***** Records shown

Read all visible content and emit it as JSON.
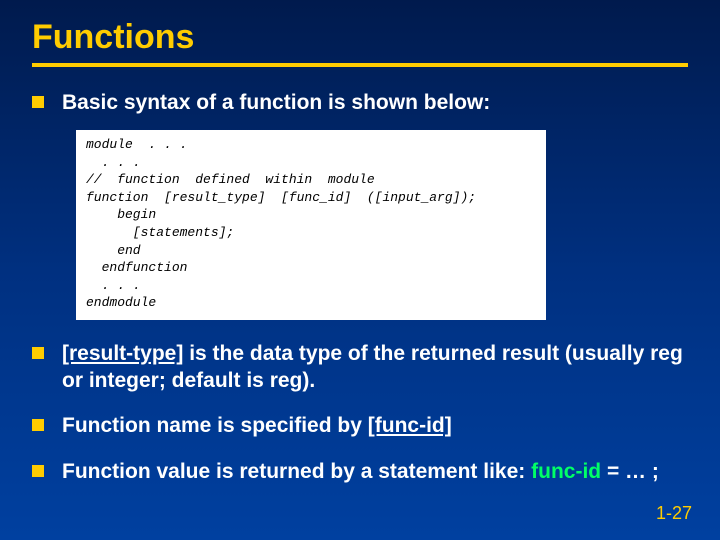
{
  "title": "Functions",
  "bullets": {
    "b1": "Basic syntax of a function is shown below:",
    "b2_part1": "[result-type]",
    "b2_part2": " is the data type of the returned result (usually reg or integer; default is reg).",
    "b3_part1": "Function name",
    "b3_part2": " is specified by ",
    "b3_part3": "[func-id]",
    "b4_part1": "Function value is returned by a statement like: ",
    "b4_part2": "func-id",
    "b4_part3": " = … ;"
  },
  "code": {
    "l1": "module  . . .",
    "l2": "  . . .",
    "l3": "//  function  defined  within  module",
    "l4": "function  [result_type]  [func_id]  ([input_arg]);",
    "l5": "    begin",
    "l6": "      [statements];",
    "l7": "    end",
    "l8": "  endfunction",
    "l9": "  . . .",
    "l10": "endmodule"
  },
  "slide_number": "1-27"
}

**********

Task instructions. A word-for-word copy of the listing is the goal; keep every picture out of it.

Answer for the task.
Read all visible content and emit it as JSON.
{
  "title": "Functions",
  "bullets": {
    "b1": "Basic syntax of a function is shown below:",
    "b2_part1": "[result-type]",
    "b2_part2": " is the data type of the returned result (usually reg or integer; default is reg).",
    "b3_part1": "Function name",
    "b3_part2": " is specified by ",
    "b3_part3": "[func-id]",
    "b4_part1": "Function value is returned by a statement like: ",
    "b4_part2": "func-id",
    "b4_part3": " = … ;"
  },
  "code": {
    "l1": "module  . . .",
    "l2": "  . . .",
    "l3": "//  function  defined  within  module",
    "l4": "function  [result_type]  [func_id]  ([input_arg]);",
    "l5": "    begin",
    "l6": "      [statements];",
    "l7": "    end",
    "l8": "  endfunction",
    "l9": "  . . .",
    "l10": "endmodule"
  },
  "slide_number": "1-27"
}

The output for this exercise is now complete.